» **Problem description**
Pictures aside, each record should be reproduced exactly.

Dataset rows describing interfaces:
● ● ● ●

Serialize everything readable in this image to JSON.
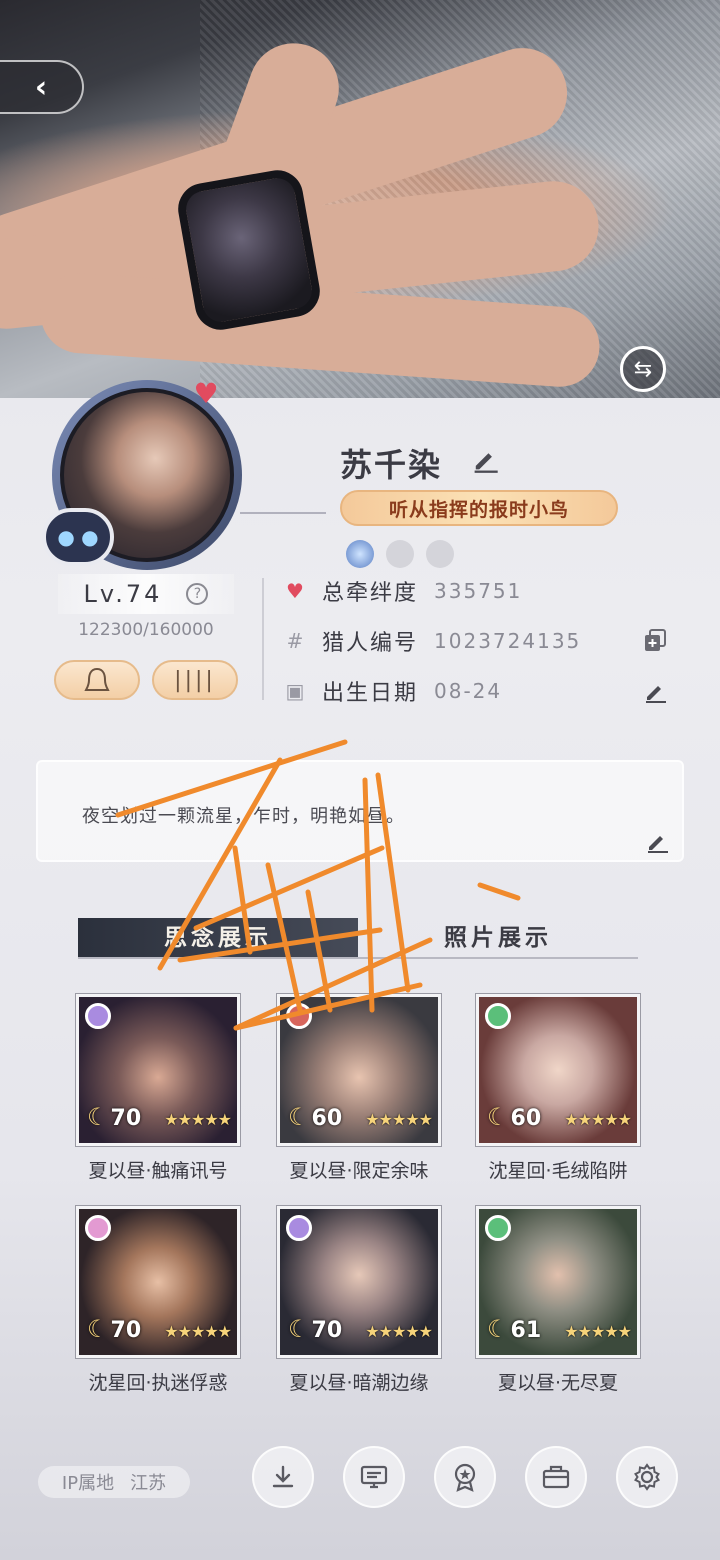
{
  "profile": {
    "name": "苏千染",
    "title_badge": "听从指挥的报时小鸟",
    "level": "Lv.74",
    "exp": "122300/160000"
  },
  "stats": [
    {
      "icon": "heart-icon",
      "label": "总牵绊度",
      "value": "335751"
    },
    {
      "icon": "hash-icon",
      "label": "猎人编号",
      "value": "1023724135"
    },
    {
      "icon": "cake-icon",
      "label": "出生日期",
      "value": "08-24"
    }
  ],
  "signature": "夜空划过一颗流星，乍时，明艳如昼。",
  "tabs": [
    {
      "label": "思念展示"
    },
    {
      "label": "照片展示"
    }
  ],
  "cards": [
    {
      "name": "夏以昼·触痛讯号",
      "level": "70",
      "gem_color": "#a98be0"
    },
    {
      "name": "夏以昼·限定余味",
      "level": "60",
      "gem_color": "#d7655c"
    },
    {
      "name": "沈星回·毛绒陷阱",
      "level": "60",
      "gem_color": "#5bbf7a"
    },
    {
      "name": "沈星回·执迷俘惑",
      "level": "70",
      "gem_color": "#e39ad2"
    },
    {
      "name": "夏以昼·暗潮边缘",
      "level": "70",
      "gem_color": "#a98be0"
    },
    {
      "name": "夏以昼·无尽夏",
      "level": "61",
      "gem_color": "#5bbf7a"
    }
  ],
  "ip": {
    "label": "IP属地",
    "value": "江苏"
  },
  "bottom_buttons": [
    "download-icon",
    "message-board-icon",
    "medal-icon",
    "briefcase-icon",
    "gear-icon"
  ],
  "colors": {
    "accent_heart": "#e14b5f",
    "tab_active_bg": "#2b303c",
    "badge_gold": "#f4c99a",
    "scribble": "#f08a2c"
  }
}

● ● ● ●

» **Solution below**
Serialize everything readable in this image to JSON.
{
  "profile": {
    "name": "苏千染",
    "title_badge": "听从指挥的报时小鸟",
    "level": "Lv.74",
    "exp": "122300/160000"
  },
  "stats": [
    {
      "icon": "heart-icon",
      "label": "总牵绊度",
      "value": "335751"
    },
    {
      "icon": "hash-icon",
      "label": "猎人编号",
      "value": "1023724135"
    },
    {
      "icon": "cake-icon",
      "label": "出生日期",
      "value": "08-24"
    }
  ],
  "signature": "夜空划过一颗流星，乍时，明艳如昼。",
  "tabs": [
    {
      "label": "思念展示"
    },
    {
      "label": "照片展示"
    }
  ],
  "cards": [
    {
      "name": "夏以昼·触痛讯号",
      "level": "70",
      "gem_color": "#a98be0"
    },
    {
      "name": "夏以昼·限定余味",
      "level": "60",
      "gem_color": "#d7655c"
    },
    {
      "name": "沈星回·毛绒陷阱",
      "level": "60",
      "gem_color": "#5bbf7a"
    },
    {
      "name": "沈星回·执迷俘惑",
      "level": "70",
      "gem_color": "#e39ad2"
    },
    {
      "name": "夏以昼·暗潮边缘",
      "level": "70",
      "gem_color": "#a98be0"
    },
    {
      "name": "夏以昼·无尽夏",
      "level": "61",
      "gem_color": "#5bbf7a"
    }
  ],
  "ip": {
    "label": "IP属地",
    "value": "江苏"
  },
  "bottom_buttons": [
    "download-icon",
    "message-board-icon",
    "medal-icon",
    "briefcase-icon",
    "gear-icon"
  ],
  "colors": {
    "accent_heart": "#e14b5f",
    "tab_active_bg": "#2b303c",
    "badge_gold": "#f4c99a",
    "scribble": "#f08a2c"
  }
}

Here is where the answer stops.